▶ [WHAT YOU ARE ASKED TO DO]:
Find the string "Online" in the records and copy each line where it occurs.
[GIVEN DATA]
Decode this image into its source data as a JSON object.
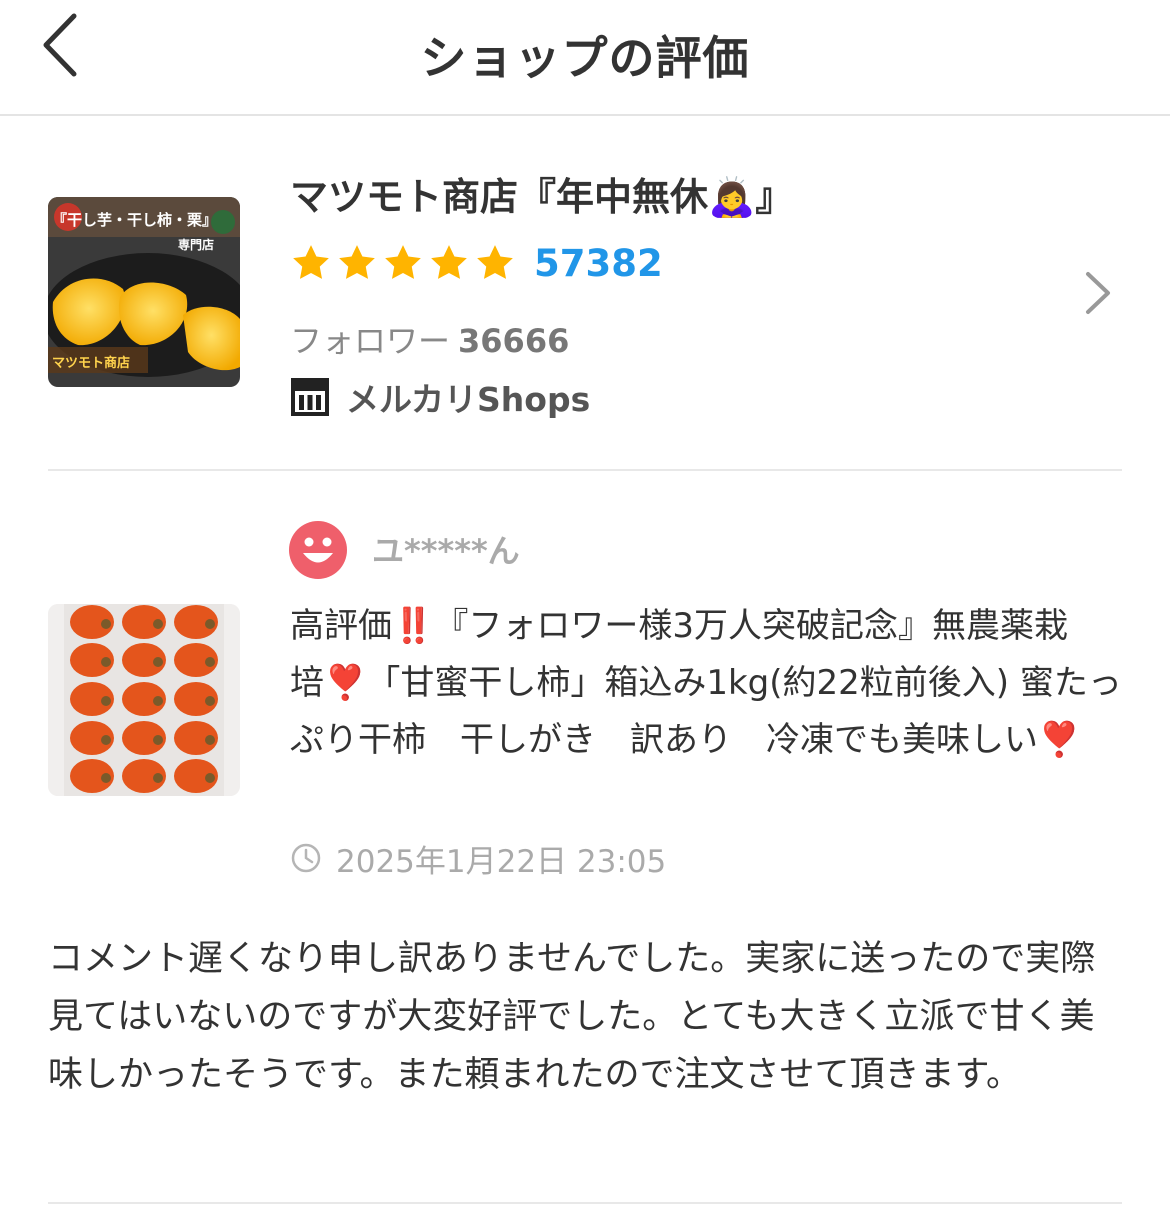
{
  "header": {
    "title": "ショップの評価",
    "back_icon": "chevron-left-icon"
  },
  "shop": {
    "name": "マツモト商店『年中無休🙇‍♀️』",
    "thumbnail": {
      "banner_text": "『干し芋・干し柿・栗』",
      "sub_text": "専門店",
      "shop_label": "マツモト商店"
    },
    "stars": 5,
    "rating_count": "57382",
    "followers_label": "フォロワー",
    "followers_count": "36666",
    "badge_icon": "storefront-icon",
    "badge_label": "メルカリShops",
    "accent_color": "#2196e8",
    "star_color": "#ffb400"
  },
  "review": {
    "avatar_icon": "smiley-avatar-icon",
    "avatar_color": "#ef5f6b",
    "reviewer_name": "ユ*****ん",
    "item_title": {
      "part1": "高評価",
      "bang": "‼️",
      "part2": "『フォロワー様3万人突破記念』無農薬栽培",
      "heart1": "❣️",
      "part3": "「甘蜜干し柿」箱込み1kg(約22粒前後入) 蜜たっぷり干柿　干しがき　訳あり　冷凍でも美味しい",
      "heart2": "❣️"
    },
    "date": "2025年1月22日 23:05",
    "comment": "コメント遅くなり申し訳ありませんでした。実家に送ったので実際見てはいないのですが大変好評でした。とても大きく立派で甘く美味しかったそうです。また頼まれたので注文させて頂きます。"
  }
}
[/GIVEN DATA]
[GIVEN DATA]
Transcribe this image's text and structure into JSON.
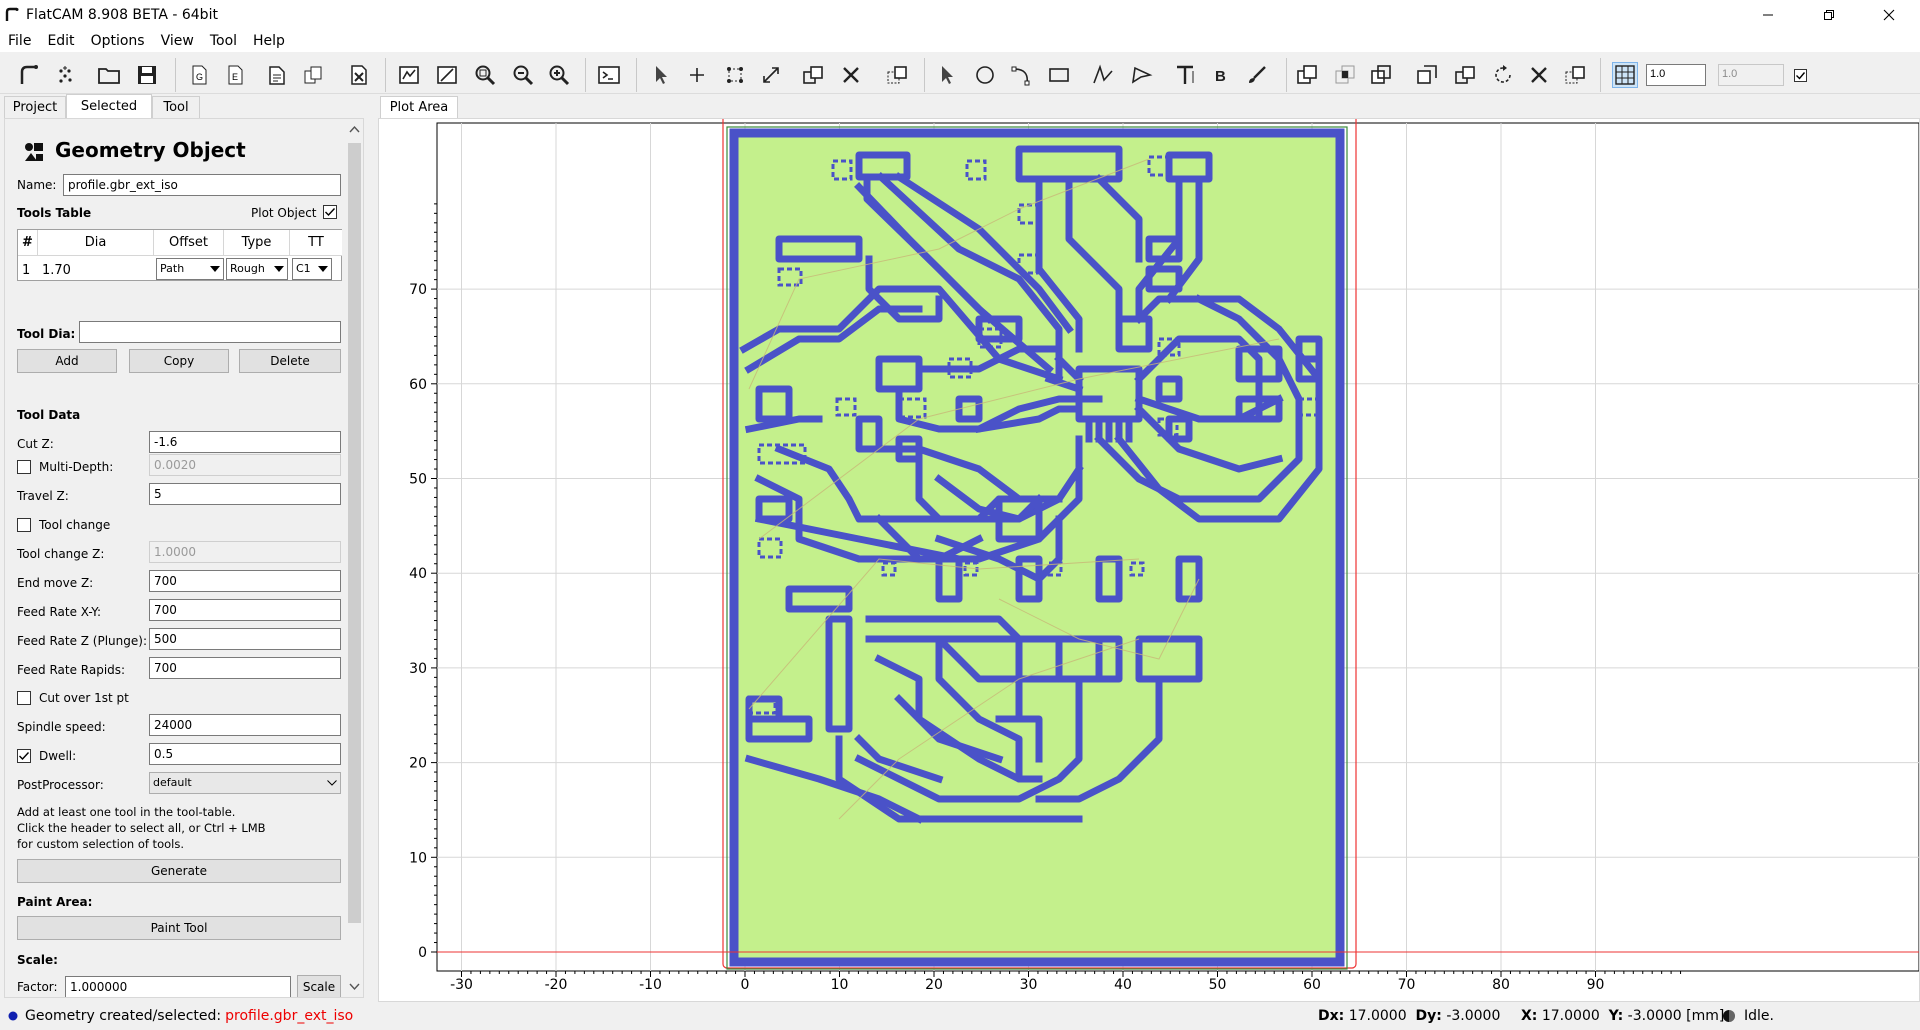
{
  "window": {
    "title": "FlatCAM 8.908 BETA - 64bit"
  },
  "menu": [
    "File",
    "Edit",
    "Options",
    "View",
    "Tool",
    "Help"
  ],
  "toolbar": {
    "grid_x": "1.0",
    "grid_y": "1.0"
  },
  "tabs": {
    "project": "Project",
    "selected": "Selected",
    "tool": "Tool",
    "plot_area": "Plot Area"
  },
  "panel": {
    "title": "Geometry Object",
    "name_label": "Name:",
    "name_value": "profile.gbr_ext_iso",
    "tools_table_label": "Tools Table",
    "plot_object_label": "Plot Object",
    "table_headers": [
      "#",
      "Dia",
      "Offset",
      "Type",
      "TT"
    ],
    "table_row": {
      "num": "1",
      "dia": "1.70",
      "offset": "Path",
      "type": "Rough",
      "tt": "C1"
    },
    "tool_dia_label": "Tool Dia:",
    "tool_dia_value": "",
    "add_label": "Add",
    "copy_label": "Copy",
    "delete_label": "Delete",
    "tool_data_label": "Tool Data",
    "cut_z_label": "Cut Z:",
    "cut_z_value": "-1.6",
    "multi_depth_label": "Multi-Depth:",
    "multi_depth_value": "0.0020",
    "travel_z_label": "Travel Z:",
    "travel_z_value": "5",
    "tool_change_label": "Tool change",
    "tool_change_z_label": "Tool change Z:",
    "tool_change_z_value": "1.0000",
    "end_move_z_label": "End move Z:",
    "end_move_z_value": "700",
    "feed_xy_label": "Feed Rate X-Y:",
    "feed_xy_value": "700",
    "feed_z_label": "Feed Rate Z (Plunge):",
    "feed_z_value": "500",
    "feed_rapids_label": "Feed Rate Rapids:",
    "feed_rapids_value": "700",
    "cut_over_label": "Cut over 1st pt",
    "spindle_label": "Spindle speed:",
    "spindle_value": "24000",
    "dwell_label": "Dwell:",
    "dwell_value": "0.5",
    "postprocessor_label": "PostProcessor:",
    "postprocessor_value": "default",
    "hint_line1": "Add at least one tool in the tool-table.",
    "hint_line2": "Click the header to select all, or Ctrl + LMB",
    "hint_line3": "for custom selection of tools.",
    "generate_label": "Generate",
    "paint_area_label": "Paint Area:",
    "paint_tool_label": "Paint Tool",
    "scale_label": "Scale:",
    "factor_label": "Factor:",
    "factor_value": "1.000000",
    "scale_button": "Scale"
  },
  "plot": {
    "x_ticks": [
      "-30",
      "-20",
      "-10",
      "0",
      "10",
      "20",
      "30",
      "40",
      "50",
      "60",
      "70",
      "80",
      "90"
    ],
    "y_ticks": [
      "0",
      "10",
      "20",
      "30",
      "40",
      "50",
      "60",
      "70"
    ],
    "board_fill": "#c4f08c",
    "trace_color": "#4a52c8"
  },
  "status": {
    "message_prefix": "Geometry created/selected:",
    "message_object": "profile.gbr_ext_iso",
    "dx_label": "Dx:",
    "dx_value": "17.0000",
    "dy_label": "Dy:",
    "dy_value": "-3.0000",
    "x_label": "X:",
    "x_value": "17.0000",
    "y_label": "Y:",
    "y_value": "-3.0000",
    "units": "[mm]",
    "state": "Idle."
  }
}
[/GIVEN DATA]
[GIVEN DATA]
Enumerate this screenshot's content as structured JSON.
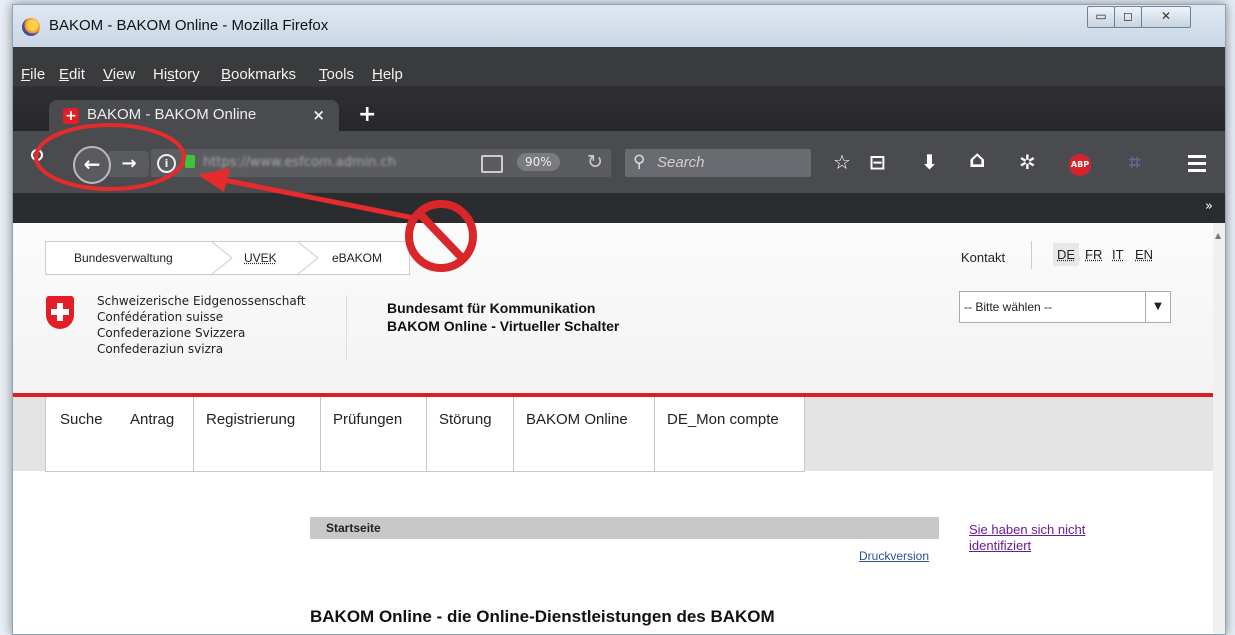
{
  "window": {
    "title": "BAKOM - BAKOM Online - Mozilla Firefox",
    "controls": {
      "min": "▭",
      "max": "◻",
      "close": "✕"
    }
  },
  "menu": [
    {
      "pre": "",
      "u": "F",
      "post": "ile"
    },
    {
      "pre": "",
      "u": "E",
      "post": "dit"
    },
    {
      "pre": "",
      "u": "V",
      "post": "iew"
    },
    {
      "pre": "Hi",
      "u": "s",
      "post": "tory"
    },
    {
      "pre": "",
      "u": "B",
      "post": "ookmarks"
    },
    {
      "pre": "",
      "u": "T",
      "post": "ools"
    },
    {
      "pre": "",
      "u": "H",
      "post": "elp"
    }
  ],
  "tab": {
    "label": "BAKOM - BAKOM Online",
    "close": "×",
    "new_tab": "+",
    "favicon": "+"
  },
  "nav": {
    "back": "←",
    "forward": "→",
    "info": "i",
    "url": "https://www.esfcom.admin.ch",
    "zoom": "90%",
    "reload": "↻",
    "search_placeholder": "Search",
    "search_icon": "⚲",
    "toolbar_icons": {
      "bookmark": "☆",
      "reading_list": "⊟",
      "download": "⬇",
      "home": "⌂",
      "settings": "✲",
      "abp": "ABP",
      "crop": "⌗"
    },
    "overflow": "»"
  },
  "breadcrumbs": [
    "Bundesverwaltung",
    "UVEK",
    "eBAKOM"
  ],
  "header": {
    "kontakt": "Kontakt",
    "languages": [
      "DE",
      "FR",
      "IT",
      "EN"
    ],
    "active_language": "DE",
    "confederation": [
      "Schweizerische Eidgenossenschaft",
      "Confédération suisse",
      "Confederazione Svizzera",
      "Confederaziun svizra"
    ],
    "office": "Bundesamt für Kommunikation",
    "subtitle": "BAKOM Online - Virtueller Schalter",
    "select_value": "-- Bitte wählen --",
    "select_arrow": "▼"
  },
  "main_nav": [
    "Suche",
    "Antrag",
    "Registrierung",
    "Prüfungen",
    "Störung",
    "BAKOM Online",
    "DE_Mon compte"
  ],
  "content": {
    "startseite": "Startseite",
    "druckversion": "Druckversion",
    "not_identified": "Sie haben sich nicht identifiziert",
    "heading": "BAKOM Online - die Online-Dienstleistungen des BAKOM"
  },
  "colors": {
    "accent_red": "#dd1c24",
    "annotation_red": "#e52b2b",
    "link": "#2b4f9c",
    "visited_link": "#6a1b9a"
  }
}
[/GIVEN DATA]
▶ [RESPONSE TO THIS EXERCISE]:
    "title": "BAKOM - BAKOM Online - Mozilla Firefox",
    "label": "BAKOM - BAKOM Online",
    "subtitle": "BAKOM Online - Virtueller Schalter",
    "BAKOM Online",
    "heading": "BAKOM Online - die Online-Dienstleistungen des BAKOM"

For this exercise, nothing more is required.